__Exercise brief__
If a line in the listing below contains "JSON", return that line.

****************

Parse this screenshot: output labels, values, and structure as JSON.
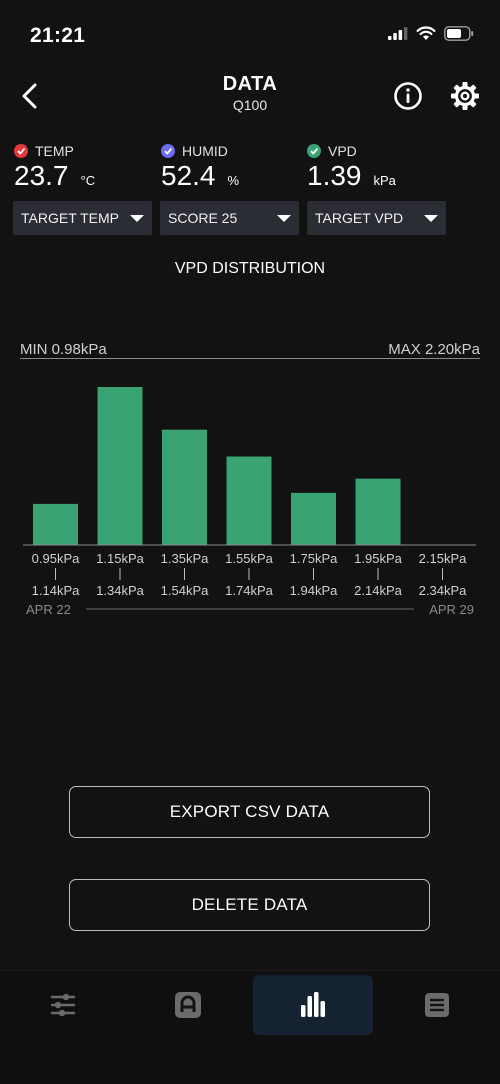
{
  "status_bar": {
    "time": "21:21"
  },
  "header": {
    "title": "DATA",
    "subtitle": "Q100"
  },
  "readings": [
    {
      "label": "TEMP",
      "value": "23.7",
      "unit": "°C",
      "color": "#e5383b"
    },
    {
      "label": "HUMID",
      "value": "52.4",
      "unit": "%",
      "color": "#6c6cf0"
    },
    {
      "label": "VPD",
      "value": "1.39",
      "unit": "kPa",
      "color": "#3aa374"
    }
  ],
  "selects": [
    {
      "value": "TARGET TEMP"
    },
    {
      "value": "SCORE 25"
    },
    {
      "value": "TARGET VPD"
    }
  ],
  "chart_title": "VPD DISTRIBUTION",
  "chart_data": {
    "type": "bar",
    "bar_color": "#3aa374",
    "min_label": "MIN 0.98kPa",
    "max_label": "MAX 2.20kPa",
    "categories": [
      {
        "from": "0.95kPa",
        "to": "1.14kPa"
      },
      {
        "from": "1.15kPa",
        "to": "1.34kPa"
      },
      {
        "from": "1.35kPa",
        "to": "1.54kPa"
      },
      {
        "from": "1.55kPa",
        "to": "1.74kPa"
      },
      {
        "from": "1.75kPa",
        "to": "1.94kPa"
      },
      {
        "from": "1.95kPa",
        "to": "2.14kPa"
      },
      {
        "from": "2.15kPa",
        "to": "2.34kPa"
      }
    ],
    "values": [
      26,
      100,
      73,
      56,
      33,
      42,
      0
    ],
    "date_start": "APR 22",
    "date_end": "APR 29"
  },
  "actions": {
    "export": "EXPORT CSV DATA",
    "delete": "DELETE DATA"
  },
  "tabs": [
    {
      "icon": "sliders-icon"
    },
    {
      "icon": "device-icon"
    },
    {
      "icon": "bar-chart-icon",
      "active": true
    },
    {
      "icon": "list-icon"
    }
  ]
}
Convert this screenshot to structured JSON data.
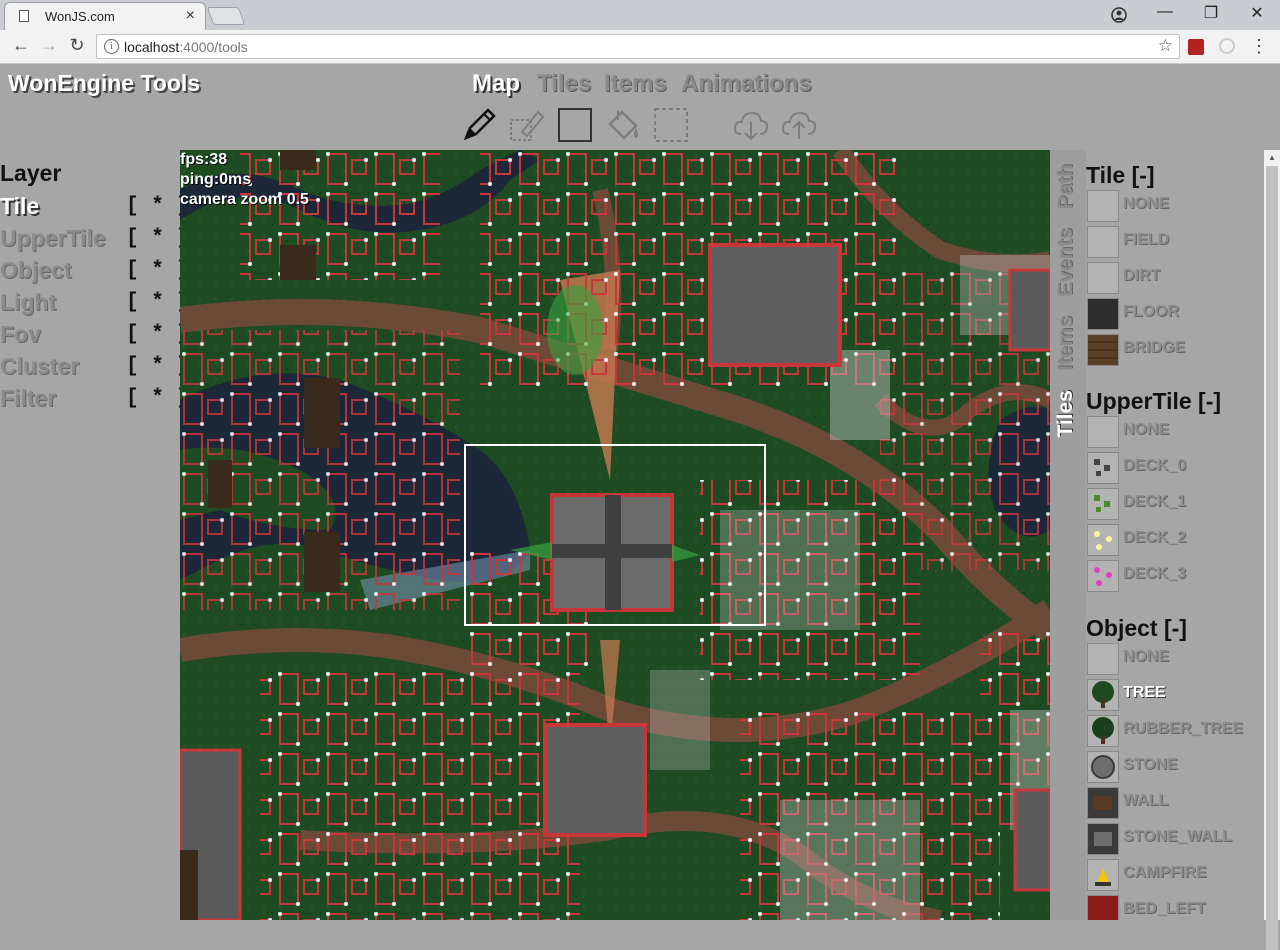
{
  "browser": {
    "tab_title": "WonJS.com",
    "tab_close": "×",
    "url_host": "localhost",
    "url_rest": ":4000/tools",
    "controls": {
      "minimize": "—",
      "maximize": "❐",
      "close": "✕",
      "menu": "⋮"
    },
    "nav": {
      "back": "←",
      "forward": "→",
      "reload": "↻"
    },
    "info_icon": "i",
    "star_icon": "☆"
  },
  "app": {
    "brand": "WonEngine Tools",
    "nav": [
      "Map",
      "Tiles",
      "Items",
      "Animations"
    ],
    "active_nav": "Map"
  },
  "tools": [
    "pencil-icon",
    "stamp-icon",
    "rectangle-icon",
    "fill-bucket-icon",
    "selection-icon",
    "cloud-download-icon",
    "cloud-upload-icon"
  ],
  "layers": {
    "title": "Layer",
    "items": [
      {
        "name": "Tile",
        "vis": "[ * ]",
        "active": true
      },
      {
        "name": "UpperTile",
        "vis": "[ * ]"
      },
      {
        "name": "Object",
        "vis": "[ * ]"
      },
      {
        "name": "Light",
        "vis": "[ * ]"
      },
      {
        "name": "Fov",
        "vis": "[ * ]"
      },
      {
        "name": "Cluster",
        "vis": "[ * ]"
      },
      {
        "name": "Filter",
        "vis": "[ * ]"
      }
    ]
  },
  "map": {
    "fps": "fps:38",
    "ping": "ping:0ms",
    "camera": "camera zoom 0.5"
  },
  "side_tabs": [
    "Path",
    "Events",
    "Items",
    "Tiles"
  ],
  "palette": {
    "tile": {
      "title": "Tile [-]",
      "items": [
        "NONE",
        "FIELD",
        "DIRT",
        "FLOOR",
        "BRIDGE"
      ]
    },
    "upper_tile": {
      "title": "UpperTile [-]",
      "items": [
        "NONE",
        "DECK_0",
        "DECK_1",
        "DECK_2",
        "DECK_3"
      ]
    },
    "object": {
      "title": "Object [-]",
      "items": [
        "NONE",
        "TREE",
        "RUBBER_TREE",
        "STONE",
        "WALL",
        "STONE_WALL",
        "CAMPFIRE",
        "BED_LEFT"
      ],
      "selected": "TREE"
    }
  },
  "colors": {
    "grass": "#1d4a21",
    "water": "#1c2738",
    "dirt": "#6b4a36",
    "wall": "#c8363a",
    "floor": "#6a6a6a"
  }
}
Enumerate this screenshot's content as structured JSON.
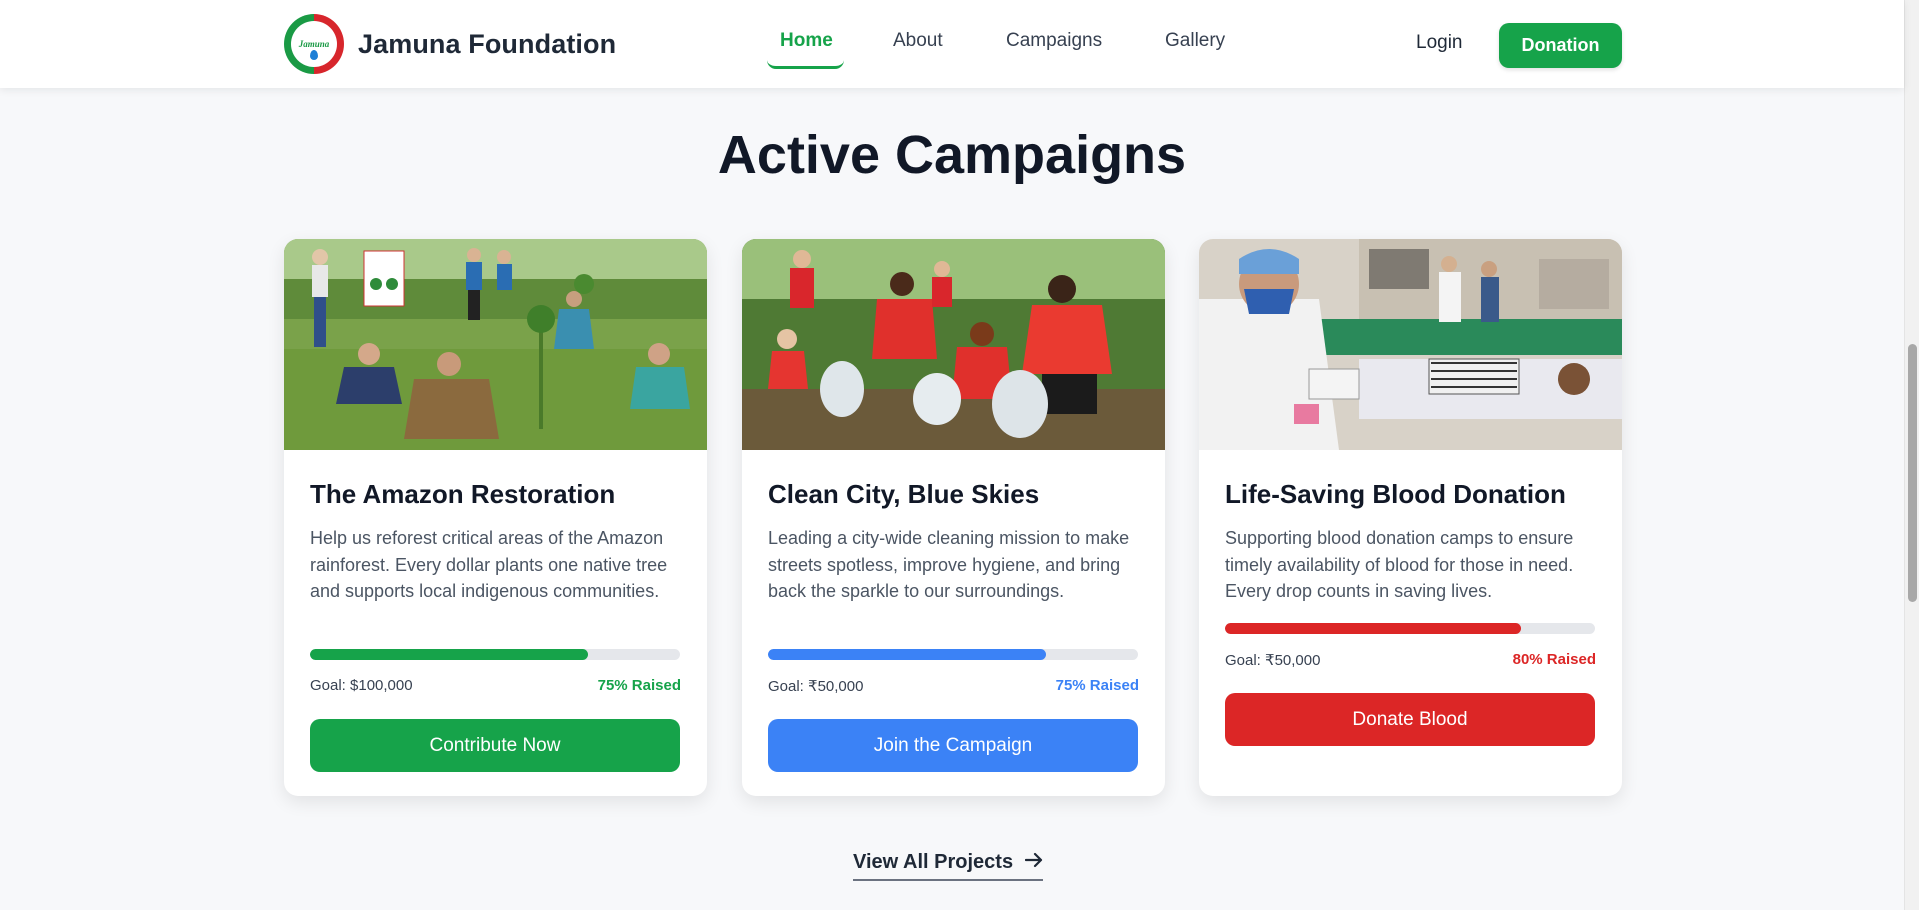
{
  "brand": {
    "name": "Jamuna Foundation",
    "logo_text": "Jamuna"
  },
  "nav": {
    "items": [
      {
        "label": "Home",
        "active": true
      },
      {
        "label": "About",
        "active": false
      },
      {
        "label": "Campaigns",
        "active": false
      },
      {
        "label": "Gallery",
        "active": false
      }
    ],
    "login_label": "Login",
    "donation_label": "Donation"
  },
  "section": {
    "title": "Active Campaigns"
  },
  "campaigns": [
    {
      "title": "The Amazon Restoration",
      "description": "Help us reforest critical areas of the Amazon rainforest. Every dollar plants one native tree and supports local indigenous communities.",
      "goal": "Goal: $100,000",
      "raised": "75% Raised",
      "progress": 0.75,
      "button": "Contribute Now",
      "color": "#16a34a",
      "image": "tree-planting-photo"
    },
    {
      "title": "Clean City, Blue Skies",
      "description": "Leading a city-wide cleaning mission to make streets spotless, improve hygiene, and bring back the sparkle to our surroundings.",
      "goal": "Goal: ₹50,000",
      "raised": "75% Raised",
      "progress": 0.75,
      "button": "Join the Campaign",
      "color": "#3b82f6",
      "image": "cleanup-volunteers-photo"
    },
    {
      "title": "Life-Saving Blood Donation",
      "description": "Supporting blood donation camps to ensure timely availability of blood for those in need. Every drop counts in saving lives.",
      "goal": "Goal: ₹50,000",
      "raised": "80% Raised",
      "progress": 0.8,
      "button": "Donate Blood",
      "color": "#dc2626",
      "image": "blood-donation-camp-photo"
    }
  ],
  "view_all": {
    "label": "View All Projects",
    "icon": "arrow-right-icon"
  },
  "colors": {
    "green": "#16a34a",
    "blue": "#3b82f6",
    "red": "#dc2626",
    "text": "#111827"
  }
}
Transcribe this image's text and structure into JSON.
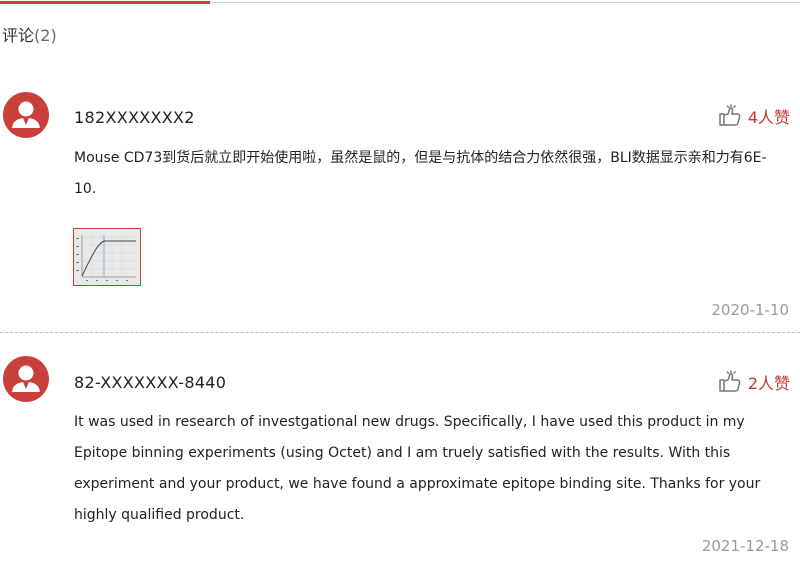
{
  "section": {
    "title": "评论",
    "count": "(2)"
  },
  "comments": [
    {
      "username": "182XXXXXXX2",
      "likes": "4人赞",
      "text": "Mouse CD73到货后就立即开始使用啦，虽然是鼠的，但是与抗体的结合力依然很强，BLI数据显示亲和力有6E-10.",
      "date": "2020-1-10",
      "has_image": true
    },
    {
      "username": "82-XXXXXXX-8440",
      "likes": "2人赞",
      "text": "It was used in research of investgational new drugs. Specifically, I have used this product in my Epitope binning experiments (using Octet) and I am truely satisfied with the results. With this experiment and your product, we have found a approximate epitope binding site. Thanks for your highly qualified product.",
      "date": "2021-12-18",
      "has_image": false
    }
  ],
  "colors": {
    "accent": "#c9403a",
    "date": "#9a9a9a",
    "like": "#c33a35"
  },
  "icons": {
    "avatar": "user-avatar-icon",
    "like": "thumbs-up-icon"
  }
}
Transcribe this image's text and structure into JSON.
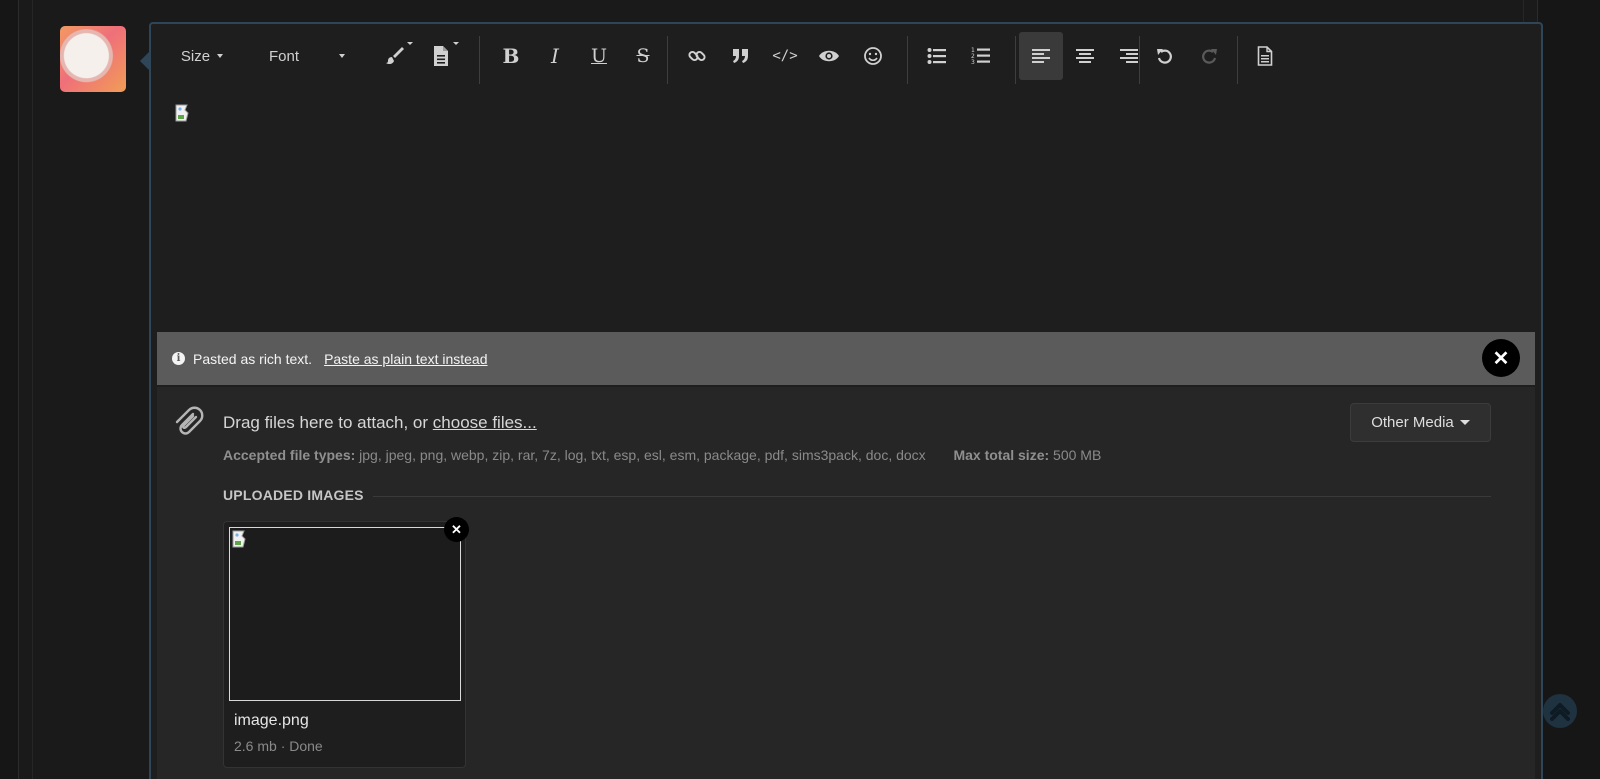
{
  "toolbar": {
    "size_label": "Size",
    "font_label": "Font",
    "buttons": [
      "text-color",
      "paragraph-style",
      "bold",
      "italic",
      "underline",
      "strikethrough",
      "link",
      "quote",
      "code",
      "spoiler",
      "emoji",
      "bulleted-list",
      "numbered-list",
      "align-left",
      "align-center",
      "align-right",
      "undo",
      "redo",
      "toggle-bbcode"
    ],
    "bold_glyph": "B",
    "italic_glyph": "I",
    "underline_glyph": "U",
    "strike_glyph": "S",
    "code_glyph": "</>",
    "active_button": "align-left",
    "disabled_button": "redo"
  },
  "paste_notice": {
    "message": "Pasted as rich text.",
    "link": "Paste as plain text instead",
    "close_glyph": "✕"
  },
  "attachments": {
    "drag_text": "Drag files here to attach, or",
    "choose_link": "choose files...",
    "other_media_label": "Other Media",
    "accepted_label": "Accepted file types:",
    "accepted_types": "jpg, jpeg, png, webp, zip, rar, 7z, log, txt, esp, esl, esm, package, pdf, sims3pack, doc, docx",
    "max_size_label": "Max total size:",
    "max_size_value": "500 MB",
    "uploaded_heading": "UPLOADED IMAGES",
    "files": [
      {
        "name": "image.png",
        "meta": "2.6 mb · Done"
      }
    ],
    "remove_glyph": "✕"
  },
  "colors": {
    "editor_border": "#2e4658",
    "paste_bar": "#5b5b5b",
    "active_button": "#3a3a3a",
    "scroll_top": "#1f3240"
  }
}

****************

__Exercise result__
Parse this screenshot: output labels, values, and structure as JSON.
Convert this screenshot to structured JSON data.
Enumerate this screenshot's content as structured JSON.
Transcribe this image's text and structure into JSON.
Transcribe this image's text and structure into JSON.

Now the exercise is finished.